GIVEN DATA below:

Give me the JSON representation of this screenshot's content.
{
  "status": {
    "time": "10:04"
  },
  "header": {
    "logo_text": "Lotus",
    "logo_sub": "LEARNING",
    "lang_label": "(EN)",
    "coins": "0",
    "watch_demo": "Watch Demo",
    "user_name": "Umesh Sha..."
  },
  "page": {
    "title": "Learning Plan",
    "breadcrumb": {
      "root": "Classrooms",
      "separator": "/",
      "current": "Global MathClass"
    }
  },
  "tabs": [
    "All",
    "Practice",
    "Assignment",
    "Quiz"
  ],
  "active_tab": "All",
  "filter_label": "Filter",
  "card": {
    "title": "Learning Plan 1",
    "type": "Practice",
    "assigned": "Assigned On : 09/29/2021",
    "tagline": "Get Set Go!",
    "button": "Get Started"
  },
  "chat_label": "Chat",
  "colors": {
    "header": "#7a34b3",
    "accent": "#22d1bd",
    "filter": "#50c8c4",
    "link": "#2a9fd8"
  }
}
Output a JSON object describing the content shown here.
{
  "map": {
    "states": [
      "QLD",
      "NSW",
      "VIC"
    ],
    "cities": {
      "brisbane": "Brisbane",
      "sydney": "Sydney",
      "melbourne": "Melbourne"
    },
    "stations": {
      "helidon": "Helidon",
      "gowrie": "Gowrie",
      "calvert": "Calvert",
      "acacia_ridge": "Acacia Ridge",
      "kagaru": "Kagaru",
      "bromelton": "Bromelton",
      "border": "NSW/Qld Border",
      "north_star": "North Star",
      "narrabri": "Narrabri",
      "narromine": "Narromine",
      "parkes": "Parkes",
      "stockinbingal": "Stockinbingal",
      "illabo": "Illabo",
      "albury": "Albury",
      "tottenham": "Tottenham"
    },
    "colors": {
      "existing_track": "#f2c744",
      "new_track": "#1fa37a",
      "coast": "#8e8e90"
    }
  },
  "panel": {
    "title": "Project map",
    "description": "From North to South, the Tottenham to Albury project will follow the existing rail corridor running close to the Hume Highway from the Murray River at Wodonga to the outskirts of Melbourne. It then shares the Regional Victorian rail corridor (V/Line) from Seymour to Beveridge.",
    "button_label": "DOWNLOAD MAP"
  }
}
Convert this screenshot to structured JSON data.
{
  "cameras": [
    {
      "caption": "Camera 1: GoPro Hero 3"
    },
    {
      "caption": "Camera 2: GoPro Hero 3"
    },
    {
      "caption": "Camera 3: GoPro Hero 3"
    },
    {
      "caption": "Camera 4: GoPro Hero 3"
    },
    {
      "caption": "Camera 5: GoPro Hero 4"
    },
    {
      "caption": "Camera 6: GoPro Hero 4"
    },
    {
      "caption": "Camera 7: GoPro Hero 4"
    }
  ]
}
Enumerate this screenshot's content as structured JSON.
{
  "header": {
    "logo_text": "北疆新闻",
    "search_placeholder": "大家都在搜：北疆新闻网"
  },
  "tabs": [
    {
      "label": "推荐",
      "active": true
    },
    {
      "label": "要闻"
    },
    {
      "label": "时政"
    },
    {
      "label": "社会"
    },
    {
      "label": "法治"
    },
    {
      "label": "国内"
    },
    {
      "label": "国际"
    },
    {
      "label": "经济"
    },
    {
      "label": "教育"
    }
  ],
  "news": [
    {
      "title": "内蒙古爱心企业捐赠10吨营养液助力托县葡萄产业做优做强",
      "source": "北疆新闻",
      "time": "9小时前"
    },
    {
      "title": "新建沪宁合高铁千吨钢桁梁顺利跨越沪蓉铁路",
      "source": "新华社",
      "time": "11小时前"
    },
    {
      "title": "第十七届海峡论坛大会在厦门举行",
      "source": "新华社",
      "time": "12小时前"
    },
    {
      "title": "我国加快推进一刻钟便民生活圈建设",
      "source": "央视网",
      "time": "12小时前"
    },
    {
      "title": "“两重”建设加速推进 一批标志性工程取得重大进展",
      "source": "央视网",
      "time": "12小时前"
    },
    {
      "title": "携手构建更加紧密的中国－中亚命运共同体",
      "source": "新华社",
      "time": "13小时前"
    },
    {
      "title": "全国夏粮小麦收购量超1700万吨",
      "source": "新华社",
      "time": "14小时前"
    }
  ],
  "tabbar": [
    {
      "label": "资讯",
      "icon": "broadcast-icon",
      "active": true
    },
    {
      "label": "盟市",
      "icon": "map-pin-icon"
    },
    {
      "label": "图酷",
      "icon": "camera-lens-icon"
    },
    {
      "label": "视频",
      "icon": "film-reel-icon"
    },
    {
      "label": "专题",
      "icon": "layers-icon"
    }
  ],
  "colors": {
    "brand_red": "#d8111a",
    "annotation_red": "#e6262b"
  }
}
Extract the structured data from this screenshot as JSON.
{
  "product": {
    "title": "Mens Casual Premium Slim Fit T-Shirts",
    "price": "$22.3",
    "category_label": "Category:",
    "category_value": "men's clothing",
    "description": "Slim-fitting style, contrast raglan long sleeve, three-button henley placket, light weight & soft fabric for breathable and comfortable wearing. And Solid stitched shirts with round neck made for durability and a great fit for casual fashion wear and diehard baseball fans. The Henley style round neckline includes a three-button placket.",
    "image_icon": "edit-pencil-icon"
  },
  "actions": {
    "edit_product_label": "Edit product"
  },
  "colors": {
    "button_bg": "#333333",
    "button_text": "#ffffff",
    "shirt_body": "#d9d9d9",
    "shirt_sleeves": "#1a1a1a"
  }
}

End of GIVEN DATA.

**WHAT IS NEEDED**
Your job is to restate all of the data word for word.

**RESULT**
Give me the JSON representation of this screenshot's content.
{
  "status": {
    "time": "10:04"
  },
  "header": {
    "logo_text": "Lotus",
    "logo_sub": "LEARNING",
    "lang_label": "(EN)",
    "coins": "0",
    "watch_demo": "Watch Demo",
    "user_name": "Umesh Sha..."
  },
  "page": {
    "title": "Learning Plan",
    "breadcrumb": {
      "root": "Classrooms",
      "separator": "/",
      "current": "Global MathClass"
    }
  },
  "tabs": [
    "All",
    "Practice",
    "Assignment",
    "Quiz"
  ],
  "active_tab": "All",
  "filter_label": "Filter",
  "card": {
    "title": "Learning Plan 1",
    "type": "Practice",
    "assigned": "Assigned On : 09/29/2021",
    "tagline": "Get Set Go!",
    "button": "Get Started"
  },
  "chat_label": "Chat",
  "colors": {
    "header": "#7a34b3",
    "accent": "#22d1bd",
    "filter": "#50c8c4",
    "link": "#2a9fd8"
  }
}
Output a JSON object describing the content shown here.
{
  "map": {
    "states": [
      "QLD",
      "NSW",
      "VIC"
    ],
    "cities": {
      "brisbane": "Brisbane",
      "sydney": "Sydney",
      "melbourne": "Melbourne"
    },
    "stations": {
      "helidon": "Helidon",
      "gowrie": "Gowrie",
      "calvert": "Calvert",
      "acacia_ridge": "Acacia Ridge",
      "kagaru": "Kagaru",
      "bromelton": "Bromelton",
      "border": "NSW/Qld Border",
      "north_star": "North Star",
      "narrabri": "Narrabri",
      "narromine": "Narromine",
      "parkes": "Parkes",
      "stockinbingal": "Stockinbingal",
      "illabo": "Illabo",
      "albury": "Albury",
      "tottenham": "Tottenham"
    },
    "colors": {
      "existing_track": "#f2c744",
      "new_track": "#1fa37a",
      "coast": "#8e8e90"
    }
  },
  "panel": {
    "title": "Project map",
    "description": "From North to South, the Tottenham to Albury project will follow the existing rail corridor running close to the Hume Highway from the Murray River at Wodonga to the outskirts of Melbourne. It then shares the Regional Victorian rail corridor (V/Line) from Seymour to Beveridge.",
    "button_label": "DOWNLOAD MAP"
  }
}
Convert this screenshot to structured JSON data.
{
  "cameras": [
    {
      "caption": "Camera 1: GoPro Hero 3"
    },
    {
      "caption": "Camera 2: GoPro Hero 3"
    },
    {
      "caption": "Camera 3: GoPro Hero 3"
    },
    {
      "caption": "Camera 4: GoPro Hero 3"
    },
    {
      "caption": "Camera 5: GoPro Hero 4"
    },
    {
      "caption": "Camera 6: GoPro Hero 4"
    },
    {
      "caption": "Camera 7: GoPro Hero 4"
    }
  ]
}
Enumerate this screenshot's content as structured JSON.
{
  "header": {
    "logo_text": "北疆新闻",
    "search_placeholder": "大家都在搜：北疆新闻网"
  },
  "tabs": [
    {
      "label": "推荐",
      "active": true
    },
    {
      "label": "要闻"
    },
    {
      "label": "时政"
    },
    {
      "label": "社会"
    },
    {
      "label": "法治"
    },
    {
      "label": "国内"
    },
    {
      "label": "国际"
    },
    {
      "label": "经济"
    },
    {
      "label": "教育"
    }
  ],
  "news": [
    {
      "title": "内蒙古爱心企业捐赠10吨营养液助力托县葡萄产业做优做强",
      "source": "北疆新闻",
      "time": "9小时前"
    },
    {
      "title": "新建沪宁合高铁千吨钢桁梁顺利跨越沪蓉铁路",
      "source": "新华社",
      "time": "11小时前"
    },
    {
      "title": "第十七届海峡论坛大会在厦门举行",
      "source": "新华社",
      "time": "12小时前"
    },
    {
      "title": "我国加快推进一刻钟便民生活圈建设",
      "source": "央视网",
      "time": "12小时前"
    },
    {
      "title": "“两重”建设加速推进 一批标志性工程取得重大进展",
      "source": "央视网",
      "time": "12小时前"
    },
    {
      "title": "携手构建更加紧密的中国－中亚命运共同体",
      "source": "新华社",
      "time": "13小时前"
    },
    {
      "title": "全国夏粮小麦收购量超1700万吨",
      "source": "新华社",
      "time": "14小时前"
    }
  ],
  "tabbar": [
    {
      "label": "资讯",
      "icon": "broadcast-icon",
      "active": true
    },
    {
      "label": "盟市",
      "icon": "map-pin-icon"
    },
    {
      "label": "图酷",
      "icon": "camera-lens-icon"
    },
    {
      "label": "视频",
      "icon": "film-reel-icon"
    },
    {
      "label": "专题",
      "icon": "layers-icon"
    }
  ],
  "colors": {
    "brand_red": "#d8111a",
    "annotation_red": "#e6262b"
  }
}
Extract the structured data from this screenshot as JSON.
{
  "product": {
    "title": "Mens Casual Premium Slim Fit T-Shirts",
    "price": "$22.3",
    "category_label": "Category:",
    "category_value": "men's clothing",
    "description": "Slim-fitting style, contrast raglan long sleeve, three-button henley placket, light weight & soft fabric for breathable and comfortable wearing. And Solid stitched shirts with round neck made for durability and a great fit for casual fashion wear and diehard baseball fans. The Henley style round neckline includes a three-button placket.",
    "image_icon": "edit-pencil-icon"
  },
  "actions": {
    "edit_product_label": "Edit product"
  },
  "colors": {
    "button_bg": "#333333",
    "button_text": "#ffffff",
    "shirt_body": "#d9d9d9",
    "shirt_sleeves": "#1a1a1a"
  }
}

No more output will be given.